Australians are well-known for their breezy informality. But one Australian man recently found himself in the pokey, after he just could not stop himself from addressing the judge hearing his case as “mate.”
In a hearing in Ipswich Magistrates Court, Thomas John Collins, facing charges of drunken driving, driving without a license and driving an unregistered, uninsured vehicle, addressed Magis-trate Matthew McLaughlin as “mate.”
“I’m not mate . . . I’m sir or your honor,” Mc-Laughlin told Collins, according to a report in the Queensland Times.
“Okay, mate,” Collins replied.
McLaughlin ordered Collins held for contempt in the courthouse lockup, where he spent about a half-hour before coming back to court and apologizing.
Ipswich City Councillor Paul Tully defended the right of Australians to be breezy and brazen. Noting that the Collins remand followed a similar incident in Toowoomba, where a magistrate verbally keelhauled two tradesmen for “making too much noise,” threatening to charge them with contempt, Tully suggested that members of the judiciary may need anger-management counseling.
“It is getting out of control,” he said. “Some of these magistrates see themselves as Lord of the Fiefdom.”
He said there was nothing “more Australian than calling someone mate” and it was hard to believe someone could be locked up for using the word.
“It’s probably time for magistrates to understand they have a wide variety of people before them and calling someone mate is a term of endearment,” Tully said.
“I say to every magistrate—’Come on mate, get off your high horse and show some tolerance.'”

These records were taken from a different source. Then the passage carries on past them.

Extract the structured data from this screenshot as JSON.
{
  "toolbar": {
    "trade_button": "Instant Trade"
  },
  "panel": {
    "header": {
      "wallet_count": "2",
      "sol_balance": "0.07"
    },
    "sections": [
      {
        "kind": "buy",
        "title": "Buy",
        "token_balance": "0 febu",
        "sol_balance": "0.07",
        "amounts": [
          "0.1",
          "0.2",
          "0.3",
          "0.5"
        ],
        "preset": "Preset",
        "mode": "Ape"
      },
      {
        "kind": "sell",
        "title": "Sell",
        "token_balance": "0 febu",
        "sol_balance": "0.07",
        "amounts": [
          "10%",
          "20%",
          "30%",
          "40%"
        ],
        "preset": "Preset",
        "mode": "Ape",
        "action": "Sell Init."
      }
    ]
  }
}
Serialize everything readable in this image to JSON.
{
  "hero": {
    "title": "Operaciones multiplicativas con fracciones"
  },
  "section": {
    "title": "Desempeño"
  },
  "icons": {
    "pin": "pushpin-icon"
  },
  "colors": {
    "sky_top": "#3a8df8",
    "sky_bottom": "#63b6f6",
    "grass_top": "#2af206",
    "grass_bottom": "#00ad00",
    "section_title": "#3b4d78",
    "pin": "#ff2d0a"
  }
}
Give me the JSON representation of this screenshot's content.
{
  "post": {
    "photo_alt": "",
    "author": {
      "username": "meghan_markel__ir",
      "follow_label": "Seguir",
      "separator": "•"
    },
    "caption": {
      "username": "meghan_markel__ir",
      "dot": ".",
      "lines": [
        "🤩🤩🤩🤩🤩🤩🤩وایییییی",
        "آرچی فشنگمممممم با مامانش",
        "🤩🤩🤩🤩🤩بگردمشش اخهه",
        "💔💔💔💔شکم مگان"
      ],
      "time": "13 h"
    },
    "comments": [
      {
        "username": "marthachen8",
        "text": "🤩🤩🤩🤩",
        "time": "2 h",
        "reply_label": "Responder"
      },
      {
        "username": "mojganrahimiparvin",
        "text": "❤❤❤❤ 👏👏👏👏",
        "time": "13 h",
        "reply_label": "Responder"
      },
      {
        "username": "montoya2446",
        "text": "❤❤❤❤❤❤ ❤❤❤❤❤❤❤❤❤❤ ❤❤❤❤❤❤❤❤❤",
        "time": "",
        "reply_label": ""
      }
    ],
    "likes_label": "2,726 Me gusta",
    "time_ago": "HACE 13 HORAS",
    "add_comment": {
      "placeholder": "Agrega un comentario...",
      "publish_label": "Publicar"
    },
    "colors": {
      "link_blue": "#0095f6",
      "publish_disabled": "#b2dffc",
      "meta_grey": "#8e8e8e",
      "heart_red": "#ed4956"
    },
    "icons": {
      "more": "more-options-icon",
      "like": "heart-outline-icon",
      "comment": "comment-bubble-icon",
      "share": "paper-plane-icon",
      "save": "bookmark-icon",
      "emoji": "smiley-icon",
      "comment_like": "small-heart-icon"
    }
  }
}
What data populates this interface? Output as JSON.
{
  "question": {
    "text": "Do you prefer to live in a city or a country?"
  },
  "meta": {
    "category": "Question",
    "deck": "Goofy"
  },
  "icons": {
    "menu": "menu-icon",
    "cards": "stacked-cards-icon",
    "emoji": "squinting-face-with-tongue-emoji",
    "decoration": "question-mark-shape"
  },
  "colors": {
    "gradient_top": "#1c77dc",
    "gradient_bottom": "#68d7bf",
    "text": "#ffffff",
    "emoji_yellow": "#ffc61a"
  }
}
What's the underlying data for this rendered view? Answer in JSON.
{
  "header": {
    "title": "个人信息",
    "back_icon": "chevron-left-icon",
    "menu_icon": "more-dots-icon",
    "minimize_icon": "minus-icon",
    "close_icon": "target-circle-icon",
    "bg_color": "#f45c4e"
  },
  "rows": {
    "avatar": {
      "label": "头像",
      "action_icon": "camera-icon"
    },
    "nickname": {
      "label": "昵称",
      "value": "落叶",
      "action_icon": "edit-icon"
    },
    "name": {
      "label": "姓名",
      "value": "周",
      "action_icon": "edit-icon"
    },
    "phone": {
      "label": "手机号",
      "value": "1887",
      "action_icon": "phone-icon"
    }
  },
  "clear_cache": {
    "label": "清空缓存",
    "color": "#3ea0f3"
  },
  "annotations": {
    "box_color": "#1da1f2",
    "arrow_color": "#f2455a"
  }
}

Here in the States, we once had a cannabis-controlled client who mumbled, “whatever, dude,” when questioned by his judge. Fortunately, that judge was hard of hearing, and the client was brought under control before he could repeat such a response.